The women met for about an hour in Ivanka’s West Wing office with some of her other staffers. The president did not drop by.
“Obviously his values are not my values on a range of different issues,” Lightfoot said.
“But as I said before, Chicago has a lot of great needs. And we should be getting more in federal resources than we’ve gotten historically and if there’s a way for us to partner on issues that are mutually, that we agree upon, like infrastructure, like making sure that we’ve got criminal justice reform, than I’m going to be open to that conversation. I’m not going to compromise my values, but I’m open to it.”
The Trump White House said in a statement the meeting was “a productive and positive meeting covering issues ranging from workforce development and vocational education to economic revitalization.
“They also discussed at length criminal justice and parole reform as well as crime prevention. They look forward to collaborating on these issues when the Mayor-Elect assumes office at the end of the month.”
Emanuel may not disagree with Lightfoot’s goal of getting more from Washington, but it’s worth noting that his expertise in these precincts did help wrangle some jumbo federal competitive grants for Chicago: the Riverwalk, the 95th Street CTA station and other CTA modernization projects. Emanuel in his early years as mayor had the advantage of a Democratic president from Chicago.
I asked Lightfoot what she could do better than Emanuel.
“We’re going to have a very robust Washington office,” she said. Emanuel and former Mayor Richard M. Daley both staffed the Chicago office here with experienced government experts, not ward hacks.
“I want to rebuild that resource. I think that that’s going to be helpful. I have personal relationships with people that work on both sides of the chamber so I’m going to be working those relationships as well.
“But I think people, what I’m hearing from people today, and I expect this will be what we hear from others,” is “there’s a tremendous amount of enthusiasm about this new change and opportunity in Chicago and I think a lot of people want to help me personally but also the city be successful, and we’re going to reach out to every resource that we can make that happen.”
On other matters:
•Lightfoot heads to Southwest Washington on Wednesday night for a fundraiser at Cornerstone Government Affairs, with tickets, according to the invitation obtained by the Chicago Sun-Times, ranging from $250 to $5,000.
Lightfoot appears to want to be a player in the 2020 presidential year and a way to do that is to have some campaign cash to spread around.
“Well, we have to make sure that we are building an infrastructure not only to continue the support (of) the things that we think are important; 2020 is going to be a very big year.
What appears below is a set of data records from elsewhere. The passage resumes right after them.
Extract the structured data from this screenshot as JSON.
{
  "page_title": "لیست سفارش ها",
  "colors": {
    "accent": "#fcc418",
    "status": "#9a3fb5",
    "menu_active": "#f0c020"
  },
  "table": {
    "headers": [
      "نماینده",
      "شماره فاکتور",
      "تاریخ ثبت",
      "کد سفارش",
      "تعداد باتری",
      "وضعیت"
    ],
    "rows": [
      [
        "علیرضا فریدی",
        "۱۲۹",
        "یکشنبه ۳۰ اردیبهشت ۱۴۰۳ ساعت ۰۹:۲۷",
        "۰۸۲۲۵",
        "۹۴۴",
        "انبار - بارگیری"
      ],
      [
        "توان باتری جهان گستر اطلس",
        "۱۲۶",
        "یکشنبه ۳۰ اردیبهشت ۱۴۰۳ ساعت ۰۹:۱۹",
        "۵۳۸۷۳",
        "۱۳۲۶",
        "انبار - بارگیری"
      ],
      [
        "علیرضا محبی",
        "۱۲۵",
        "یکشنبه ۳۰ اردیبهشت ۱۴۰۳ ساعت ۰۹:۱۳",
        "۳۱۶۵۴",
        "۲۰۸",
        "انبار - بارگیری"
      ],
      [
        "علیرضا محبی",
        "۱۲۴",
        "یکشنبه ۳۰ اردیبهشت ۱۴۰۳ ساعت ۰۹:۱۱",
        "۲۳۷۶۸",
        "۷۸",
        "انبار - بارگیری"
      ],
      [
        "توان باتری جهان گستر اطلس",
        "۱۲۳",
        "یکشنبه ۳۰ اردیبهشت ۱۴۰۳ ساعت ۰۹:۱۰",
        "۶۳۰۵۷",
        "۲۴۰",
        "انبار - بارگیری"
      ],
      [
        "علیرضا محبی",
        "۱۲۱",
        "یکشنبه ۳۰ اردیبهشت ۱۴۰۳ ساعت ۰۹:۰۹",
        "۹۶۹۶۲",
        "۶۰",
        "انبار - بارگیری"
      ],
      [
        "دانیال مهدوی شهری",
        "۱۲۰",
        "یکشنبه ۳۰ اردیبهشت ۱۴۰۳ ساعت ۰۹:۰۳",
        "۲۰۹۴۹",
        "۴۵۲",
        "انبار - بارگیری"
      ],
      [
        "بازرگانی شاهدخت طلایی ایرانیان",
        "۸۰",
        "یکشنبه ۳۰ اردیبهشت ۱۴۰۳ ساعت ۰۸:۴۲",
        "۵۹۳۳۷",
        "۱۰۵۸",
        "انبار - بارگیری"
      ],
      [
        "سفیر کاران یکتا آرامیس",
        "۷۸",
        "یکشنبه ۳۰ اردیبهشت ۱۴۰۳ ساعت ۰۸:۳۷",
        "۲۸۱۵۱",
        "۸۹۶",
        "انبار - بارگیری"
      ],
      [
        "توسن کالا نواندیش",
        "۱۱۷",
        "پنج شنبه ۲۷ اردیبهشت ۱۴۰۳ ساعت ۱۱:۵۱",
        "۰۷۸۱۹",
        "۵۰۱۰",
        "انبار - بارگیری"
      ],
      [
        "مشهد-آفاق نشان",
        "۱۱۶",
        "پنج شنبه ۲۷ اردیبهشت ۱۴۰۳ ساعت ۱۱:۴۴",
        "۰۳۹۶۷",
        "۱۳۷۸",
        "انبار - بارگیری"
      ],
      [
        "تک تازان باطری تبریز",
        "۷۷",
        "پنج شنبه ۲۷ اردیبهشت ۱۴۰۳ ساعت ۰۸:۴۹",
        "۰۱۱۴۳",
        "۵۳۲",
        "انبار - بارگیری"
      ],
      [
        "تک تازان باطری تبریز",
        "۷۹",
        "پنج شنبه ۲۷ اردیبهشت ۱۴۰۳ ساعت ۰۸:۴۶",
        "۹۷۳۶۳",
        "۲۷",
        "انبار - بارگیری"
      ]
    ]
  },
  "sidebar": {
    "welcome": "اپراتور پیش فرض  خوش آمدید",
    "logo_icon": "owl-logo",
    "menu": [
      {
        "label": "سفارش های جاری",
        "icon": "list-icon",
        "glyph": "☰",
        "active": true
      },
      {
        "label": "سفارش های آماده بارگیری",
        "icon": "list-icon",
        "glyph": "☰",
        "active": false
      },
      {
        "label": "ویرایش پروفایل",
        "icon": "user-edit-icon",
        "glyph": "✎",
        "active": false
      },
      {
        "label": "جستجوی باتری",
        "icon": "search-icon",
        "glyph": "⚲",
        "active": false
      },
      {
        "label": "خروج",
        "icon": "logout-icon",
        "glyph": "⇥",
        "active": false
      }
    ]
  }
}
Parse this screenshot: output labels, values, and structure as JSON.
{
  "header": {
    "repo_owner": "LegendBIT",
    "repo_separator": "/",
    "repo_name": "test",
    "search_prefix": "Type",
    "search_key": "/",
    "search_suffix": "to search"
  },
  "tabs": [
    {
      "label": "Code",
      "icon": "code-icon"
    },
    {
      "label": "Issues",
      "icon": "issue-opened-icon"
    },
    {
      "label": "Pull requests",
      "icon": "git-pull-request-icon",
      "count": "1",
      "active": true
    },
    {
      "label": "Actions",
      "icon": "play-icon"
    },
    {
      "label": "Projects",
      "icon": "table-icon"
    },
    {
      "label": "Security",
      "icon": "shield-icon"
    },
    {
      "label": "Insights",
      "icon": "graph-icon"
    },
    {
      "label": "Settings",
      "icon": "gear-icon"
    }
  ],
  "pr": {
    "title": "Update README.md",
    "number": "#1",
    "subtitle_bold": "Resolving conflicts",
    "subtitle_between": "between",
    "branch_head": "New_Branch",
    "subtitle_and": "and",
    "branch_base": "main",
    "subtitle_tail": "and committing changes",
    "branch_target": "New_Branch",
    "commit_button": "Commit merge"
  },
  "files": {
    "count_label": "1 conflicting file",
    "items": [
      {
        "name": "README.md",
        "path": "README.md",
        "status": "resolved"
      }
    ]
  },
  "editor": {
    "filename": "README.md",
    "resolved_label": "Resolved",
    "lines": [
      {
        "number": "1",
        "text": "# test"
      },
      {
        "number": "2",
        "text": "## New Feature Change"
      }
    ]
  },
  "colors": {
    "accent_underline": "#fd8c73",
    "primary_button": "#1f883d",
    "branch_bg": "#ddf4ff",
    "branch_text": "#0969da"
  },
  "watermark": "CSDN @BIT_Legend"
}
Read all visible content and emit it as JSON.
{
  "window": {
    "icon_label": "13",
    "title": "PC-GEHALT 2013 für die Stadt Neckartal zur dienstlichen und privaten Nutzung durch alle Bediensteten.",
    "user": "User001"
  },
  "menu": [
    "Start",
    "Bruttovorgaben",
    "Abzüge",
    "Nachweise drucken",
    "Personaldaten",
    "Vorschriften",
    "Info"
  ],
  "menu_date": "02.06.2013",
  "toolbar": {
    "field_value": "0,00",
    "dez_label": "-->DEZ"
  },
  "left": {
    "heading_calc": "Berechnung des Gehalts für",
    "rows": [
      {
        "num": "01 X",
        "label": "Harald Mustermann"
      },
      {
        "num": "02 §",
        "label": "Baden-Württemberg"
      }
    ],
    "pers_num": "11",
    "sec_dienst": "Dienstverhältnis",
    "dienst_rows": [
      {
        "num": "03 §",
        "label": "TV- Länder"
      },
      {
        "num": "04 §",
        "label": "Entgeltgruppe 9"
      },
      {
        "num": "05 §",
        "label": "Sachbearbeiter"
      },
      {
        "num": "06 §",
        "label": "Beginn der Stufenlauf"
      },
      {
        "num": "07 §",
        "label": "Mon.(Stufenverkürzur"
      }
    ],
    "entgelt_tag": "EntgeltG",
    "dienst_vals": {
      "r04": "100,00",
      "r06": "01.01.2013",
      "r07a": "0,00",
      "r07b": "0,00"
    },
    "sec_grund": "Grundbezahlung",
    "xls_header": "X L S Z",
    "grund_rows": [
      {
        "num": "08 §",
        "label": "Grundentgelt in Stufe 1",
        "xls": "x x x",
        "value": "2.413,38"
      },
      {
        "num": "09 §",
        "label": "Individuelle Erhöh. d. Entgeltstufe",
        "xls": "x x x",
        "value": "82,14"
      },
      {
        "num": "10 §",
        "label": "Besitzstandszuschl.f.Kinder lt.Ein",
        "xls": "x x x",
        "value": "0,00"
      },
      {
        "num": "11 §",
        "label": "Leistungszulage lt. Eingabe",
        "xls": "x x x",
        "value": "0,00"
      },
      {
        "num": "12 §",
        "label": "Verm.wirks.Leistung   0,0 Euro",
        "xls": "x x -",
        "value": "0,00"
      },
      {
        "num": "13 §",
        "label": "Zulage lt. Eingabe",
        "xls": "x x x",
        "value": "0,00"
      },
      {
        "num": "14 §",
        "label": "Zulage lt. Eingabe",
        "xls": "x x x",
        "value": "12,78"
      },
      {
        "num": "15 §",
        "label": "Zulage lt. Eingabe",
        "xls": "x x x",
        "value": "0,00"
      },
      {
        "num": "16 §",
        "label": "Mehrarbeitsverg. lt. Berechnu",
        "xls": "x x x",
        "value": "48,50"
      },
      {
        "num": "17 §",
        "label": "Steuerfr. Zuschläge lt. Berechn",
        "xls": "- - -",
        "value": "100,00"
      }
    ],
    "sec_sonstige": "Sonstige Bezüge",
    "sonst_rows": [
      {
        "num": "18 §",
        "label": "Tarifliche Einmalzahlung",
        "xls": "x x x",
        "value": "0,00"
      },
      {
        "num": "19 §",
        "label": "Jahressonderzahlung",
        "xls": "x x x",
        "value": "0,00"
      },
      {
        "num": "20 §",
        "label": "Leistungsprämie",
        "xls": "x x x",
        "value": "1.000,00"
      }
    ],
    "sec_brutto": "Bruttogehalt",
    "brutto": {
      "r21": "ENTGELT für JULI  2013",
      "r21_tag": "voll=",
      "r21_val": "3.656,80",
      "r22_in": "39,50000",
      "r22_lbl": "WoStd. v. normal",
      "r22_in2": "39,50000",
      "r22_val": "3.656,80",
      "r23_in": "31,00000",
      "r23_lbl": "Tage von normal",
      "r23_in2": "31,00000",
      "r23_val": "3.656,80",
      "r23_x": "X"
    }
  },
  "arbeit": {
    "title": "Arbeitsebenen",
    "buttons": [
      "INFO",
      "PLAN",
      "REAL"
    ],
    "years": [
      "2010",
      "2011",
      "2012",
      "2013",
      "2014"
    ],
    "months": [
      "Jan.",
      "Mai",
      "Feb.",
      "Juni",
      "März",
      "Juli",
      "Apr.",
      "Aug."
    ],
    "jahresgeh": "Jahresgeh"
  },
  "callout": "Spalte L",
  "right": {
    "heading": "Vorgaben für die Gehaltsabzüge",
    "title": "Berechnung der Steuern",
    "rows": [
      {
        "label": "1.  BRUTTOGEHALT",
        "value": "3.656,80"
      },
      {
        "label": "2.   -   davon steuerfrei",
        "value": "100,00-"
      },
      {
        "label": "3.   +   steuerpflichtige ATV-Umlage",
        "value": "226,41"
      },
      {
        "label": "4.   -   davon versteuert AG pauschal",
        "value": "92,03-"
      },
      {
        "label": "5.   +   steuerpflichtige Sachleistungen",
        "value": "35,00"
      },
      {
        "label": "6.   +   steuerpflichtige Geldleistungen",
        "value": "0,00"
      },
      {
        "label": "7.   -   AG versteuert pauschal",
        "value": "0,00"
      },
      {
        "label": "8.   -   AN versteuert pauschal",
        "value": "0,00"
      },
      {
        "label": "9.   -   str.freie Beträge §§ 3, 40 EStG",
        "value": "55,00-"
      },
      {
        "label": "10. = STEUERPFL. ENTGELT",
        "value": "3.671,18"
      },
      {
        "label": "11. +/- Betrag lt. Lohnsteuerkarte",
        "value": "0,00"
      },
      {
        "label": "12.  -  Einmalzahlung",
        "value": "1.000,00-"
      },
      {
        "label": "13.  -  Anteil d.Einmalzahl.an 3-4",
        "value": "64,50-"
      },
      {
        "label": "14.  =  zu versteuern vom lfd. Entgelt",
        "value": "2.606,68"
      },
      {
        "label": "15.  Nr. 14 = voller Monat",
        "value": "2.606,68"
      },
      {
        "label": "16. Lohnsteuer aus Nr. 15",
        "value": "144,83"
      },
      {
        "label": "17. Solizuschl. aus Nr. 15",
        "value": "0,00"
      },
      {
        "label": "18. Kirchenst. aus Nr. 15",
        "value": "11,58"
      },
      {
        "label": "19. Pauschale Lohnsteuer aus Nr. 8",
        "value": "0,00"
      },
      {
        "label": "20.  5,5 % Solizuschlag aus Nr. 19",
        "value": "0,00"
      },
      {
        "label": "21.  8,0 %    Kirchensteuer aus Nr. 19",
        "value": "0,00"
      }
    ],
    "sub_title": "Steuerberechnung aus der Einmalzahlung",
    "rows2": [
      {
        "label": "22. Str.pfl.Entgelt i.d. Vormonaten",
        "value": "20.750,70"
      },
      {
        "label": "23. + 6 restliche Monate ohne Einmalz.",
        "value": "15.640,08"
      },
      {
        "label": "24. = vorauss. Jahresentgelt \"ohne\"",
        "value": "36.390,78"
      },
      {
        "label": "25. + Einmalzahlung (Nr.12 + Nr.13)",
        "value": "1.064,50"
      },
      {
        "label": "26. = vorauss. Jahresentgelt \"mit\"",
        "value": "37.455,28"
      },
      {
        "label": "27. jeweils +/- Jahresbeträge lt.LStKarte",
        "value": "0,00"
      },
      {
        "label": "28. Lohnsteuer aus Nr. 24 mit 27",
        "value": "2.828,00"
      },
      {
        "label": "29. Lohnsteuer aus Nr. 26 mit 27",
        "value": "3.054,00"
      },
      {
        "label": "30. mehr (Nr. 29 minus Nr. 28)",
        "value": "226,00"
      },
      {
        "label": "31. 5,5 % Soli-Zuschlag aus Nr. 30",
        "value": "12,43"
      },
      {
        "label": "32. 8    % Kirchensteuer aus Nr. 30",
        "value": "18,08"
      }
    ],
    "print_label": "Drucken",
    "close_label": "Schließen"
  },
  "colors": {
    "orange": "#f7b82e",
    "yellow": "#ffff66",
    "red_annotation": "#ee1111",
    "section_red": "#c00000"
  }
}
Chicago is going to play prominently in the local but also the national landscape. And I want to make sure that we have resources to be able to support our friends and people that are going to be aspiring to office all across the country.”
Lightfoot on Wednesday also meets with members of the Congressional Black Caucus.
•Lightfoot said she will not be taking sides for now in the third congressional district March Illinois Democratic primary where Rep. Dan Lipinski, D-Ill., is being challenged by Marie Newman, who almost defeated him in 2018.
“I’m not going to step into that race at this point. Look I think Marie’s values are probably more in line with mine but I’m not going to take sides, certainly not at this early stage. There’s a lot of water that’s going to travel under the bridge between now and the primary next year,” she said.
•Lightfoot also met with the other House leaders, Rep. James Clyburn, D-S.C. and Rep. Steny Hoyer, D-Md., joined by an early endorser, Rep. Robin Kelly, D-Ill.
Said Kelly, “I want her to meet the leadership. It’s important that the Mayor of Chicago knows the leadership in Washington, D.C.”